Records excerpted from a collection
_ _ _ _ _
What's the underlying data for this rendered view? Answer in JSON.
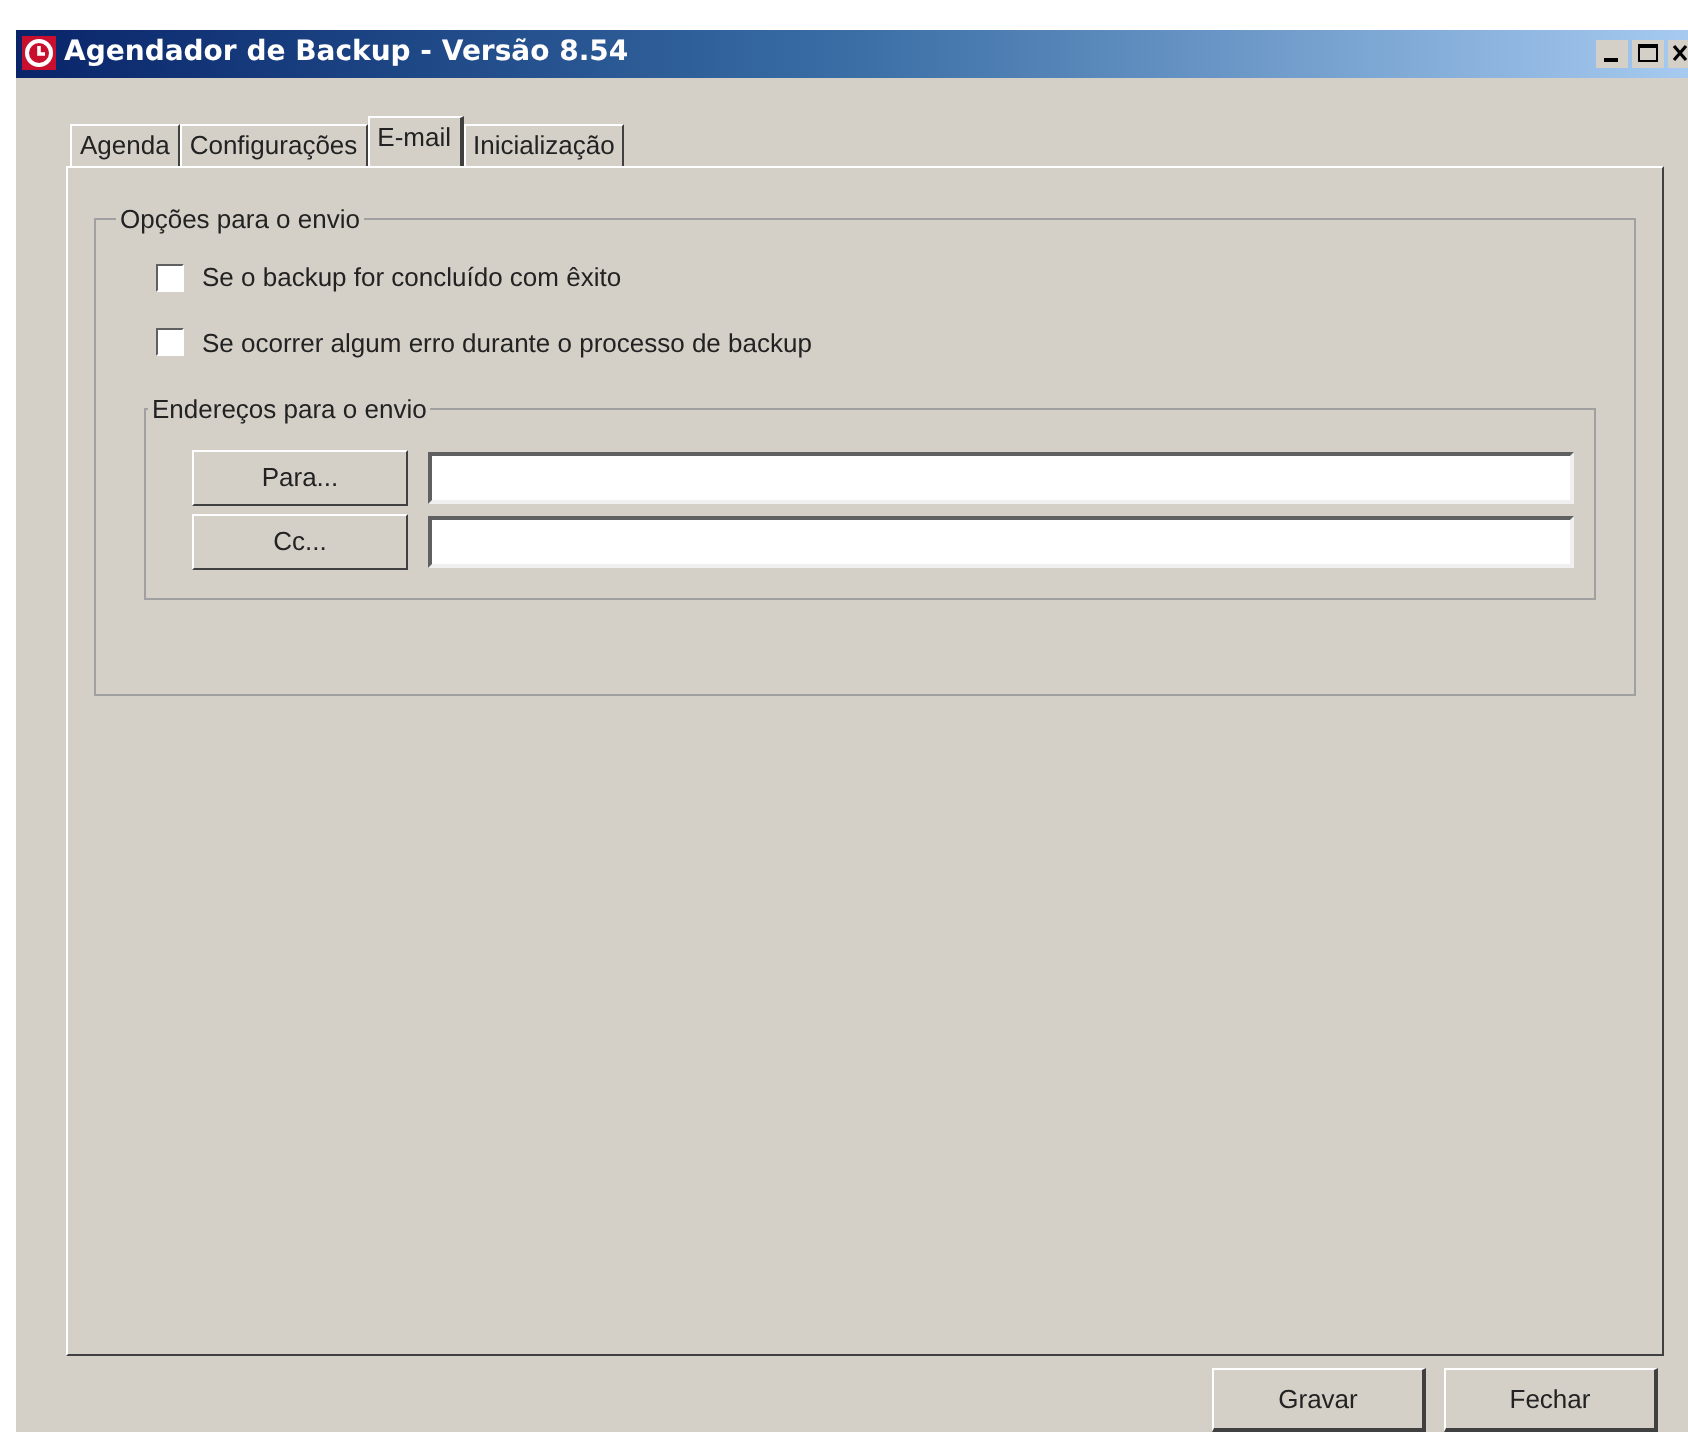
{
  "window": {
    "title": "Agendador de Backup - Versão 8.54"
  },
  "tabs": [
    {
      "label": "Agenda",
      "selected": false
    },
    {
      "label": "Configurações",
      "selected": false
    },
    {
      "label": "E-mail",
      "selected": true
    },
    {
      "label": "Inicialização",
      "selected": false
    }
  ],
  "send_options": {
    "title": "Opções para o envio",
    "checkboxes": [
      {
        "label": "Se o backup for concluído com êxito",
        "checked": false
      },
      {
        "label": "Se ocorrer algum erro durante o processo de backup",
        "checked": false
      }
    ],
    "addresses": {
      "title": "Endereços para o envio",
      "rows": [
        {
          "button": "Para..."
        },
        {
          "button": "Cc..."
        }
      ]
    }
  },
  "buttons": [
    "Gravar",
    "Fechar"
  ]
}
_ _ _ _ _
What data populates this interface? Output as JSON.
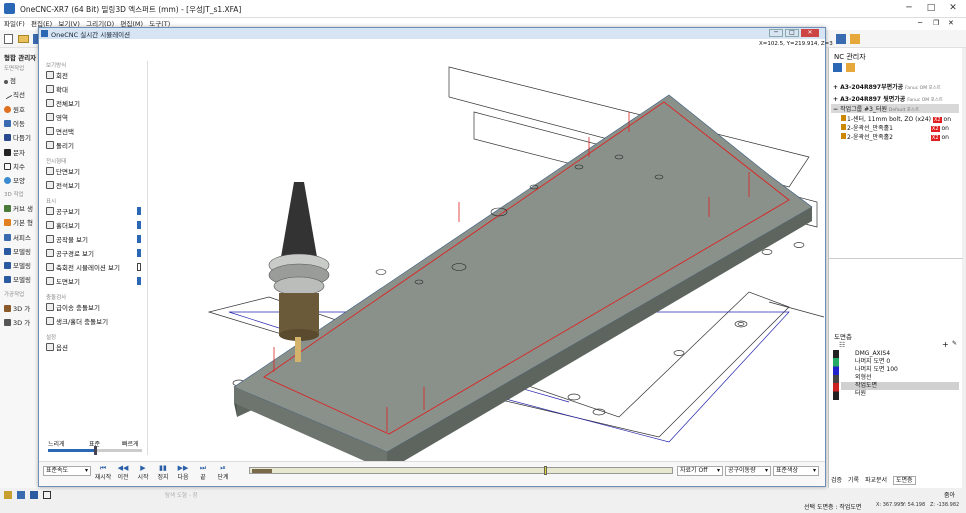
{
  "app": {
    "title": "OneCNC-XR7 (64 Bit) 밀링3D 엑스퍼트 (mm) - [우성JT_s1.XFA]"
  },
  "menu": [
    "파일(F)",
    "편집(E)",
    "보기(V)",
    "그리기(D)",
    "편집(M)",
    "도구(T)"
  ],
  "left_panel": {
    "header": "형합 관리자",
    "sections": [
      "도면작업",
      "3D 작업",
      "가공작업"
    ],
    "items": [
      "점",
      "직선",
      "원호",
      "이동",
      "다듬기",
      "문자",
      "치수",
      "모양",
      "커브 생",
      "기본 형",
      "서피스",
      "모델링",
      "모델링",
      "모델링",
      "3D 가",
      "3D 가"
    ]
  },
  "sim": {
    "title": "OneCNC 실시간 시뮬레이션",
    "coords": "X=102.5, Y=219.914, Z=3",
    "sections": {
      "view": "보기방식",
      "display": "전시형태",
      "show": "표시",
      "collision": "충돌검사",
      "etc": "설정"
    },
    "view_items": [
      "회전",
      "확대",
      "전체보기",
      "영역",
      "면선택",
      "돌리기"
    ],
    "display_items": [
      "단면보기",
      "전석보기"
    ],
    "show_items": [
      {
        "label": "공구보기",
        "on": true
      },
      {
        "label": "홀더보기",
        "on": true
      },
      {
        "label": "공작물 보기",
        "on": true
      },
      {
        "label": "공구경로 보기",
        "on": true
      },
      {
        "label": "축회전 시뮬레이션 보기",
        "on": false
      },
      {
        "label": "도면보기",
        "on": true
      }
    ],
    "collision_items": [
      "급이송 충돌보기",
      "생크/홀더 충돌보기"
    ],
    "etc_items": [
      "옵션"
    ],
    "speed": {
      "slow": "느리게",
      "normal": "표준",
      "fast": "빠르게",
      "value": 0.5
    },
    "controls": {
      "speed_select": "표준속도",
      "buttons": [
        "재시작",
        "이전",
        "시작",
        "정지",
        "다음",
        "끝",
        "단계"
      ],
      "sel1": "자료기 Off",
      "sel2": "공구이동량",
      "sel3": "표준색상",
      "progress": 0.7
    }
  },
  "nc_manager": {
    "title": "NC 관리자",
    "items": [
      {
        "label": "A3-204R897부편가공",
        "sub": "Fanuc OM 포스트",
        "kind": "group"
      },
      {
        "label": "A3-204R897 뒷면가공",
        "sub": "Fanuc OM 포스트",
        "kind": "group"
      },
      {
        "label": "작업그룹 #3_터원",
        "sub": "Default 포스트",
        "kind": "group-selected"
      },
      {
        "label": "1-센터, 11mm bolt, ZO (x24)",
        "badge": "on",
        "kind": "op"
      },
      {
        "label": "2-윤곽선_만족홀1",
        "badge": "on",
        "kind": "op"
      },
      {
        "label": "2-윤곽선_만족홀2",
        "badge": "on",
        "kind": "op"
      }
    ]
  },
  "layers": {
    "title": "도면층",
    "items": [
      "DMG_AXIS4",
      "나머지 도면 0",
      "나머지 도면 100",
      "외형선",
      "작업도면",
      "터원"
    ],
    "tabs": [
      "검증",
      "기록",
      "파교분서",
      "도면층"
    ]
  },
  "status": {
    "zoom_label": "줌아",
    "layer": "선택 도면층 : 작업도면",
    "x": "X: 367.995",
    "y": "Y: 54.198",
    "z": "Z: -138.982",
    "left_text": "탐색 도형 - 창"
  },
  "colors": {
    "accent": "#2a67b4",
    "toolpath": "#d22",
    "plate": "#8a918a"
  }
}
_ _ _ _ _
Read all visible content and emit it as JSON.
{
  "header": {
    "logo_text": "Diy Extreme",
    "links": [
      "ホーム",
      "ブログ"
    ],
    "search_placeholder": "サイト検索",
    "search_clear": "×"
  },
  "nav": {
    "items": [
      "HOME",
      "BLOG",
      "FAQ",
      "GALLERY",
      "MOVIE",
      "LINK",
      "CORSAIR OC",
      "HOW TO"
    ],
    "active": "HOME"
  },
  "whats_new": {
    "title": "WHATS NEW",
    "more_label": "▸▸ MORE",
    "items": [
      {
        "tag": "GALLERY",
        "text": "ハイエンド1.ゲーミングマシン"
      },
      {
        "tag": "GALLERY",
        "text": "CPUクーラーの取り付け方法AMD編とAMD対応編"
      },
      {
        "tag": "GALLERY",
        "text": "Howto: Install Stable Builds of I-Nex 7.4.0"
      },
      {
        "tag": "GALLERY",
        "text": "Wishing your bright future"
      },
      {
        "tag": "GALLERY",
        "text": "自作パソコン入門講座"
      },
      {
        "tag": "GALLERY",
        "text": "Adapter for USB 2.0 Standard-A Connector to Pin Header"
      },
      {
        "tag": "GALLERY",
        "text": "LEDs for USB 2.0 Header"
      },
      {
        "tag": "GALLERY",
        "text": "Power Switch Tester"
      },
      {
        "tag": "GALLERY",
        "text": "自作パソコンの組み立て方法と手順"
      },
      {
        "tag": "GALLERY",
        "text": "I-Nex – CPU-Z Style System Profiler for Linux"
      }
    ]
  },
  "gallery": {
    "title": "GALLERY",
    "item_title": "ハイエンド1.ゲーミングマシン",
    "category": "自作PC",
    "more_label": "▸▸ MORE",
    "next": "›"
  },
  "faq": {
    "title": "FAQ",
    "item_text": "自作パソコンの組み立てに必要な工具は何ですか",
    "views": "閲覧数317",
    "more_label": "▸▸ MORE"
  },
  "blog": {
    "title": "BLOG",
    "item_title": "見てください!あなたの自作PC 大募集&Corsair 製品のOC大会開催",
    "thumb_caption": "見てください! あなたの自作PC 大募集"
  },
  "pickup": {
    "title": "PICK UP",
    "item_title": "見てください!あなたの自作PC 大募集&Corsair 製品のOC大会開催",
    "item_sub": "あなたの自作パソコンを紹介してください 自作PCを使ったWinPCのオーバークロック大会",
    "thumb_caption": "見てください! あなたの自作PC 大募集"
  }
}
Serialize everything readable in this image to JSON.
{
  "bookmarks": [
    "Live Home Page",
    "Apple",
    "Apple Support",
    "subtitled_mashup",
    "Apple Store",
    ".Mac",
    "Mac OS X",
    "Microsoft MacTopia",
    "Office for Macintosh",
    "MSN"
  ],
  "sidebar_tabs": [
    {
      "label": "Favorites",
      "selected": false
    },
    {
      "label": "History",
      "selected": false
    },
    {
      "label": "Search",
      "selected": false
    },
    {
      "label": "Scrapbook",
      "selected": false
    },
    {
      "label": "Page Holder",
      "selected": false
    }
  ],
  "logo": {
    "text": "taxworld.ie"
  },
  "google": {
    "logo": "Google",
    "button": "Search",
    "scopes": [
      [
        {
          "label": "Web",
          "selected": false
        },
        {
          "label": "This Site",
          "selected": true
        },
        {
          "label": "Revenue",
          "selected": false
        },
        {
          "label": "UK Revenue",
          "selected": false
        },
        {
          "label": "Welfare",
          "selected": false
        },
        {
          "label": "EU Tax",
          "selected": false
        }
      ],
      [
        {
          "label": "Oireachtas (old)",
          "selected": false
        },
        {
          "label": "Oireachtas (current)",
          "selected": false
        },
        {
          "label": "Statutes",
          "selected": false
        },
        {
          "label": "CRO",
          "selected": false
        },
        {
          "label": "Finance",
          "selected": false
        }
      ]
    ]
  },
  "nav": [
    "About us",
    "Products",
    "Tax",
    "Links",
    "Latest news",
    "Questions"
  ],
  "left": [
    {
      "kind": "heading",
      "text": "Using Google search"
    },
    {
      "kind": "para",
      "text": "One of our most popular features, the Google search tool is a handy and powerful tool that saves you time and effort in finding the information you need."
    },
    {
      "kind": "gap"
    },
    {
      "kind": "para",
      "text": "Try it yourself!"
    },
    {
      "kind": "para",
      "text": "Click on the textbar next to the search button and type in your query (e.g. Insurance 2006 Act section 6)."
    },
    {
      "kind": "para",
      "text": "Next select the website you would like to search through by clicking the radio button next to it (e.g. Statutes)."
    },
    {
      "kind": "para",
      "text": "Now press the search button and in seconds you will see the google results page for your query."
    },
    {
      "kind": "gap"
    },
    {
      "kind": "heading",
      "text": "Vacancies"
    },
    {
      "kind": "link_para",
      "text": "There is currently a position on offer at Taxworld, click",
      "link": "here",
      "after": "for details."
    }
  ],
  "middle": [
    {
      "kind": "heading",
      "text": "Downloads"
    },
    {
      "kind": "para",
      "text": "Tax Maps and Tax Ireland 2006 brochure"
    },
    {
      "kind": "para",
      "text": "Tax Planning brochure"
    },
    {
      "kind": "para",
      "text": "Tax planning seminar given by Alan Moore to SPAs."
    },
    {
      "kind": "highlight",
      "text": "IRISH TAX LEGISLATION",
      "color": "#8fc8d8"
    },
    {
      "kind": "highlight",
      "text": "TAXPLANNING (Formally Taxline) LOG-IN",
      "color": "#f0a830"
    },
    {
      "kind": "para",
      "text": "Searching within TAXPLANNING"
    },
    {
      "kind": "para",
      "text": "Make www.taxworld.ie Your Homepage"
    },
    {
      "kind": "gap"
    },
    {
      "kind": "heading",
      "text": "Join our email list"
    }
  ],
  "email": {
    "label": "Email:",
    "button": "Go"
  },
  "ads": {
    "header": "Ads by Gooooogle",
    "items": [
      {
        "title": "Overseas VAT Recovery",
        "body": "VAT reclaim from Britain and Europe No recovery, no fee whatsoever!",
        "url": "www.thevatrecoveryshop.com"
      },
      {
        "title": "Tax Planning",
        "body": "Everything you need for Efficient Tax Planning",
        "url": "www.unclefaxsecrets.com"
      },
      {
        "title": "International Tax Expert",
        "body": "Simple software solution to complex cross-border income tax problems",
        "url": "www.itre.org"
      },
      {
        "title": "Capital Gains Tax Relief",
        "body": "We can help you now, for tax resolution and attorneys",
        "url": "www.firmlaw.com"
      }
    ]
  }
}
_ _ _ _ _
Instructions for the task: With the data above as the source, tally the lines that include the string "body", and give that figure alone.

Task result: 4